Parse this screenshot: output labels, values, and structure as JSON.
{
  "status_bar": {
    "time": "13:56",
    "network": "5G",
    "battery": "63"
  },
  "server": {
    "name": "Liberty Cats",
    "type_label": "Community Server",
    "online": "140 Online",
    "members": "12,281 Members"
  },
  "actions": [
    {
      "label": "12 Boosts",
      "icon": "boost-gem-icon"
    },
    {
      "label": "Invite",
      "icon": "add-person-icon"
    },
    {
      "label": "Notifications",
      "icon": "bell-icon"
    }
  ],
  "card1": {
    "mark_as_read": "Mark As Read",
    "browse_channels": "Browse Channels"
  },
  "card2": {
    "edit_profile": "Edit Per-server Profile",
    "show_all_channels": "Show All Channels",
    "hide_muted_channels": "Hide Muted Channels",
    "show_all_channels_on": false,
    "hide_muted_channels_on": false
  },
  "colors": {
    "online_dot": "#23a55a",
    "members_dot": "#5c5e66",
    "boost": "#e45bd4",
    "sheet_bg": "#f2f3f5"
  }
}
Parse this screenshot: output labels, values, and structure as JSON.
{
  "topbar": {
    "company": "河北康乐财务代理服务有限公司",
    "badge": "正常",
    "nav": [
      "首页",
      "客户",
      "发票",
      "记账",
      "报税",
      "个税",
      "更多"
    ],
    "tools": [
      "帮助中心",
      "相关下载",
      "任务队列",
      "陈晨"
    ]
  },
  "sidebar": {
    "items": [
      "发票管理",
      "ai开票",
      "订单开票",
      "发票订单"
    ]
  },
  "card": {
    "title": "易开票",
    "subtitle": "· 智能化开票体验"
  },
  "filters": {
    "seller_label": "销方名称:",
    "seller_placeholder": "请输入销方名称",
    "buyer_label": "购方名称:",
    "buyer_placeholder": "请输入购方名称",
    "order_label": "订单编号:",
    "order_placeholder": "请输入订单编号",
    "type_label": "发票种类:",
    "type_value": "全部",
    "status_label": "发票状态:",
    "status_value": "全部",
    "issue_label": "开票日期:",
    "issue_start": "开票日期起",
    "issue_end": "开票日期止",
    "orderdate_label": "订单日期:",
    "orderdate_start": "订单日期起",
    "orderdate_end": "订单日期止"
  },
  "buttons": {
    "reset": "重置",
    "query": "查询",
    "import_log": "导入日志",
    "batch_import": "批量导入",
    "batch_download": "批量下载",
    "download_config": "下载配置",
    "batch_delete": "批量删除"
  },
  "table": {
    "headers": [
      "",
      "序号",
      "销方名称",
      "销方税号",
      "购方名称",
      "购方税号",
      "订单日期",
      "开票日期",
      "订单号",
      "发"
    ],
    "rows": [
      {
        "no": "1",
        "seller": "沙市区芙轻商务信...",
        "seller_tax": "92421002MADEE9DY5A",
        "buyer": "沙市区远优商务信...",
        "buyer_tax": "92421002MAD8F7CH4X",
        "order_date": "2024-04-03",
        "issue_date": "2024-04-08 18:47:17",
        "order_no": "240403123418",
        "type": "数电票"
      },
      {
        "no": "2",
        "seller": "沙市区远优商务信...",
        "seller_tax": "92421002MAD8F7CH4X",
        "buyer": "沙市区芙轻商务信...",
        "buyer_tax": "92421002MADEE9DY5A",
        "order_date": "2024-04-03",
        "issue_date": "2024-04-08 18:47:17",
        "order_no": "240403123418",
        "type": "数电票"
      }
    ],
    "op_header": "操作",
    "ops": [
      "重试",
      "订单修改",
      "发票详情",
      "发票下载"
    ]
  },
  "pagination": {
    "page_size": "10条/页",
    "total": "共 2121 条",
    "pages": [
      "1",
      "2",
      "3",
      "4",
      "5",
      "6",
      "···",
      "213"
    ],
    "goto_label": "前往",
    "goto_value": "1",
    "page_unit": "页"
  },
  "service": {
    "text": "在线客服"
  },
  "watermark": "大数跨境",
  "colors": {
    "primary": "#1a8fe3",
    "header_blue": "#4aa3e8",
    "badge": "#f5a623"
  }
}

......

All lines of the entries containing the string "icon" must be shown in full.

◆ Worked solution:
      "icon": "boost-gem-icon"
      "icon": "add-person-icon"
      "icon": "bell-icon"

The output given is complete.